Deal gives teachers full pay, adjusted hours
SAN FRANCISCO - San Francisco teachers will be paid for full-time work while on a modified schedule till the end of the school year as the coronavirus outbreak has shut down their campuses, according to a labor agreement approved this week and reported by the Chronicle.
The agreement specifies that teachers in San Francisco will work four hours per day, the Chronicle reported. The part-time work schedule was also adopted by other districts across the state, including Los Angeles.
“There are many educators who are also taking care of their own children, as well, as parents and other relatives, and their own health,” Susan Solomon, president of the United Educators of San Francisco, told the Chronicle. “There may be challenges in their households if two or more adults are working from home, meaning there are limits in terms of physical space, sound and internet bandwidth, for example.”
In Oakland, the "Distance Learning Team" released a YouTube video on April 5, the union's labor agreement stressed an "absolute" maximum of 240 minutes of working a day, including two hours of instruction and two hours of flex time. Instruction means teaching students on Zoom or holding virtual or telephonic office hours. The Oakland Educatio Association's deal also dictates that teachers not be “mandated to sit nor be on screen for more than 90 consecutive minutes at a time for ergonomic and vision safety.” And they will not work on May 8, calling it a "Wellness Day."
Other "big wins" of the Oakland deal, the union said on a video, are strong protections against students receiving no credits during school closures.
The four-hour day is a minimum, chief negotiator Chaz Garcia told the Chronicle, and is “protective of people’s emotional well-being and state of trauma.”
Claudia Briggs, spokeswoman for the California Teachers Association, said that teachers are likely spending way more than four hours trying to learn the "new normal" and adjust to distance learning.
Several parents were in support of the new contract.

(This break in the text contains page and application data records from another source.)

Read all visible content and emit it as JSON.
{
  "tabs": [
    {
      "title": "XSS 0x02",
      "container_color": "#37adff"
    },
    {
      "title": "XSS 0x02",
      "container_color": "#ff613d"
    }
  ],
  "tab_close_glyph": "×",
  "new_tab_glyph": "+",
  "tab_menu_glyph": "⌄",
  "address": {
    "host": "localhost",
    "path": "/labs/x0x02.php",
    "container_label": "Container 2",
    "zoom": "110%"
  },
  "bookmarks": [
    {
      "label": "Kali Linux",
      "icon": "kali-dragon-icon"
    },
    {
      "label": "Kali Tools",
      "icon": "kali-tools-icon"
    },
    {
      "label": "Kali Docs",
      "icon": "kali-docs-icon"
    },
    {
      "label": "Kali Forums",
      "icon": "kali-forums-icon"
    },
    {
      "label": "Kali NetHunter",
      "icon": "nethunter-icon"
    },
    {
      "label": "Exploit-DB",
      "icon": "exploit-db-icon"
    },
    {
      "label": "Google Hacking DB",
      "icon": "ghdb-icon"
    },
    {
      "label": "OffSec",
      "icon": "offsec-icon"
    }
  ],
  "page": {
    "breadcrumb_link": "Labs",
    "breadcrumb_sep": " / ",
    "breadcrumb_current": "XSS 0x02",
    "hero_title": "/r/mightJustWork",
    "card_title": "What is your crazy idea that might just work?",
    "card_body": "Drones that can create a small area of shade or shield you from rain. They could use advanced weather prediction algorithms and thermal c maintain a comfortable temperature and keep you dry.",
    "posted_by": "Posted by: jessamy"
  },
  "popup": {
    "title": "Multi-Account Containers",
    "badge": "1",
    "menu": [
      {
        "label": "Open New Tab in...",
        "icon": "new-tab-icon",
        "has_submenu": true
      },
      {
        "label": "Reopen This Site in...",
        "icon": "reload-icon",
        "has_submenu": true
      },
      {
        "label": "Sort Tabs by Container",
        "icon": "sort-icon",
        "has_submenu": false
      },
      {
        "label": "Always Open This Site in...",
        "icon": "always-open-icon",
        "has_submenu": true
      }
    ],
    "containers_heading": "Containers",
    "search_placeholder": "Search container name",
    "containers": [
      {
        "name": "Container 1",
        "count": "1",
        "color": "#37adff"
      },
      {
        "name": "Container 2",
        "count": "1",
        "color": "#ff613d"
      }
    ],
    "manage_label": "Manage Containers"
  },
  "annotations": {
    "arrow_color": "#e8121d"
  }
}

Josh Brinjal said on Facebook that it's much harder for a teacher to teach from home with their own young kids at home "so they very well deserve all pay and benefits."
Syndney Cronister Smith wrote that she's sure her childrens' teachers are putting in more than four hours while also schooling their own children. "I know these teachers are worth every penny and more!" she said.
Other parents, however, have complained that it seems like their children are not getting ample instruction during the day. One mother, who asked to remain anonymous, said her student in Oakland spends seven minutes a day on lessons and seven hours on Minecraft. "I don't know what they're doing," she said of the teachers.
Meanwhile, there are some parents in Marin County, who are criticizing the Novato Unified School District's decision to eliminate letter grades during the pandemic.
Novato is turning to credit/no credit grading for middle and high school students.
The district says online classes put low-income students, who don't have internet access, at a disadvantage.
But some parents say Novato should give students and their families the option of a letter grade, as suggested by the Marin County Superintendent of Schools.
KTVU staff contributed to this report.